Brett Blank: Prescribed fires can result in healthy grasslands, habitat for GFP

Brett Blank
South Dakota GFP

Prescribed fire is a great tool that we utilize to promote healthy grasslands and improve habitat on our game production areas.

The South Dakota Department of Game, Fish and Parks doesn’t put fire on the ground because it’s fun. We have goals and objectives for every single unit that is planned.

Our No. 1 goal for every fire is the safety of our team and the public. We take every precaution we can to mitigate any chances of our controlled burn becoming a wildfire. These safety measures include a very detailed fire plan, educated and experienced personnel, prepped fire breaks, ample on-site equipment and burning under the correct environmental conditions, to name a few. Safety is and always will be our highest priority.

With fire, we have every intent to make a positive impact on our resources. This might include objectives such as increased species diversity, reduction of invasive trees, removal of the “duff” layer and a decrease in invasive, cool-season grasses such as smooth brome grass and Kentucky bluegrass that compete with native species. Meeting these objectives gives us our best opportunity to increase the quality of habitat for wildlife and our users of the game production areas.

Grasslands have evolved with fire over thousands of years, and our prairies need fire to stay healthy. Fire promotes vigor and health in a variety of species. Over time, grassland species can decline with a lack of proper management.

Fire is also a great tool to minimize invasive trees. It’s very labor intensive to cut hundreds of eastern redcedars out of a pasture that are hindering the potential of that pasture, whether it be for wildlife in general or in terms of pounds per acre for cattle use. Burning a cedar-invaded grassland when the cedars are small provides the best opportunity for control.

One concern that is always brought up about prescribed fire is the burning of nests. There is no denying that this does happen, however most of the birds will re-nest in adjacent habitat left on the area. Therefore, it’s a good idea to only burn parts of an area and not the entire piece.
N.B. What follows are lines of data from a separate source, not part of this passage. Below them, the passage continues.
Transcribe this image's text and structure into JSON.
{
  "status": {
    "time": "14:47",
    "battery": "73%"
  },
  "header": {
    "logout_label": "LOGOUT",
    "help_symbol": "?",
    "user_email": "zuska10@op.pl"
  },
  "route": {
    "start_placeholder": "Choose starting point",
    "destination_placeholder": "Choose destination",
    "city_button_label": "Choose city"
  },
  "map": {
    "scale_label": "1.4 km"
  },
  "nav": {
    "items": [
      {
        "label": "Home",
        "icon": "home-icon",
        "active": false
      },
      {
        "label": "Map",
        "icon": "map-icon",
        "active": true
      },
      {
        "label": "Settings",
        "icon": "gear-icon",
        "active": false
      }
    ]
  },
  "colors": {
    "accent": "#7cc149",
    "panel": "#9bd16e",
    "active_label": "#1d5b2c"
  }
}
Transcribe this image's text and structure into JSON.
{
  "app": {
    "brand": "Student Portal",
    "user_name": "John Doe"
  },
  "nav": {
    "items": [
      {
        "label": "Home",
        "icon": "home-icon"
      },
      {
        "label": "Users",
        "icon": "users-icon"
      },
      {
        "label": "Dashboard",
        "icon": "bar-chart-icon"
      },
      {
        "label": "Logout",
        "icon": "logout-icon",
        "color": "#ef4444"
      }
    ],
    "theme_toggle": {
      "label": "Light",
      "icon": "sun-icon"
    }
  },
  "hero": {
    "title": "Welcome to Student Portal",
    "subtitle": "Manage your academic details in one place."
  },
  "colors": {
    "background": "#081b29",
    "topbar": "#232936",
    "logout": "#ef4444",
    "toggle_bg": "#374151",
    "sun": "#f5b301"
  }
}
The small net loss is well worth the long-term gain that you get from the results of prescribed fire. The health of the grassland for the years to come and the nesting that is produced from the will far outweigh the one-time losses.

Fire, used as a management tool, is highly beneficial, but is intimidating to most people. I believe this mostly stems from the high publicity wildfires receive. Once the right strategies are in place and they are carefully planned out with goals and objectives in mind, prescribed fire can be done effectively and safely.

If you are someone who would like to implement prescribed fire on your own property, but feel burdened by the thought, there is an opportunity for you. On June 3, there will be a fire workshop at the Oak Lake Field Station near Astoria. This course runs from 8:30 a.m. to 6:30 p.m. and is an introductory course that offers the basics of planning, preparing and conducting a safe and effective prescribed fire. It will include classroom time, equipment training, skills and participation in live fire. Limited space is available. Contact Pete Bauman or Jan Rounds at the South Dakota State University Extension office in Watertown at 605-882-5140 to sign up.

Brett Blank is a resource biologist with the South Dakota Department of Game, Fish and Parks.